In life there are few things more enjoyable than getting together with family and friends and sharing good food, a few drinks and laughter. Indeed, Sundays in my household must involve all three. I work in the restaurant industry and consider myself lucky to observe guestsʼ good times everyday. When it comes to ordering food, oneʼs appetite is leads the way, it is the wine that becomes a sticking point for most. Choosing from a wine list is a tough call for anyone, from an expert to a novice. But it is a shame just to stick to the wines we know, narrowing our palate to just a couple of whites and a couple of reds.
Over the course of my blogs, Iʼd like to suggest to you some alternative wines which my customers have loved. Think of it as if its not just me recommending the wines, but my customers too. If you normally go for Pinot Grigio, this week Iʼd like you to have a look for Picpoul de Pinet. It may not have found its way into your local yet, but it most certainly can be bought from the shops. Below I have reviewed two for you to look for.
Given itʼs popularity, Italian Pinot Grigio has long been the mainstay of our locals and restaurants. A light bodied, dry and fairly neutral wine, at best giving whiffs of lemon, poor Pinot Grigio has succumbed to our demand for cheap, accessible wine (I donʼt wish to demonise the variety as a good one from Trentino-Alto Adige is delicious, with honey, nutty undertones). Those wishing for something more aromatic and acidic will ask for a Marlborough Sauvignon Blanc, but at £8.50 and beyond for one paltry glass, some customers have smartened up and are asking for something in between. Enter Picpoul de Pinet.
Picpoul de Pinet is produced in Languedoc in the glorious South of France and is stirring on the lips of many of our guests and rightly so. Made from the Picpoul grape, the variety is famously high in acidity, earning its name “lip stingerʼ, however the wine it yields is delicate and fresh, giving way to soft stone fruits like peach and apricot with hints of blossom.
In the restaurant, I pair this wine with shellfish. Itʼs crisp acidity pairs beautifully with soft, fleshy, salty morsels from the sea. At home, I pair this wine with a party! Smoked salmon blinis, prawn crostini, charcuterie, crisps, olives, cheese, basically anything that keeps alcohol fueled hunger at bay, Picpoul de Pinet will sip along nicely with party nibbles and your guests will thank you for not playing it safe with Pinot.
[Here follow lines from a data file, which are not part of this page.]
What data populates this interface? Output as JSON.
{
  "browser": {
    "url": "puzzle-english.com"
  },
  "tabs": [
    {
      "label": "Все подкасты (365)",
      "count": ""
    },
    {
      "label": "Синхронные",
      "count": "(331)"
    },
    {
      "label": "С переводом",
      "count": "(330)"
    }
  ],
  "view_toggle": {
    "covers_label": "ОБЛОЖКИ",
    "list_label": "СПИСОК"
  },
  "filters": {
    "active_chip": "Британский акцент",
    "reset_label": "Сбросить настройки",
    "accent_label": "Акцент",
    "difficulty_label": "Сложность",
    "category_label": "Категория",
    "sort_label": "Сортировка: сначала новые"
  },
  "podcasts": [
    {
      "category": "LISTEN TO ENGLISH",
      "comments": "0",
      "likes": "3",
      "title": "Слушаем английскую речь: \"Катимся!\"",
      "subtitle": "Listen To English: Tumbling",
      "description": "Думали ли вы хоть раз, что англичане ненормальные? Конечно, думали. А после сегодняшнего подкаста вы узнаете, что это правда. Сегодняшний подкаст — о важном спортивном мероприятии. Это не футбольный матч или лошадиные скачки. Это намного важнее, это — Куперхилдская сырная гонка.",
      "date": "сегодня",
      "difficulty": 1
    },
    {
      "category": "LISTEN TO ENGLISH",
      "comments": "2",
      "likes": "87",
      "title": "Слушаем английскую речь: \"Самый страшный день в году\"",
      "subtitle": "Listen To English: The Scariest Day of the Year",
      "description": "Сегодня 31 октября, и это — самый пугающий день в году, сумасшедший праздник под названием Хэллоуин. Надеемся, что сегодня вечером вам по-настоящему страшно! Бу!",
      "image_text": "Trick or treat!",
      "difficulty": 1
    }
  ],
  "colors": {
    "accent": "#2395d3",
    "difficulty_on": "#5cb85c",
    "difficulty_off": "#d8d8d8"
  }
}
An assured crowd pleaser, and a tasty one too!
Tesco Finest Picpoul de Pinet - Tesco £6
In classic Picpoul style, this wine from Tesco is at a great price point for your introduction to the variety. Crisp apple and pink grapefruit come through first, giving way to a softer pear finish.
Ormarine Cuvee de Petits Poisons, £8.99
An interesting one from Majestic here. This wine has all the zingy acidity you want from Picpoul, and certainly some peach and blossom character. Where you read ʻSur Liesʼ on a label, it means the wine has been left in contact with the dead yeast cells after fermentation. The resulting wine has a little more body to it and is typified by a creamy texture in your mouth. In this case, the subtle creaminess is a very nice counter to its acidity. Hint of a peppery finish too.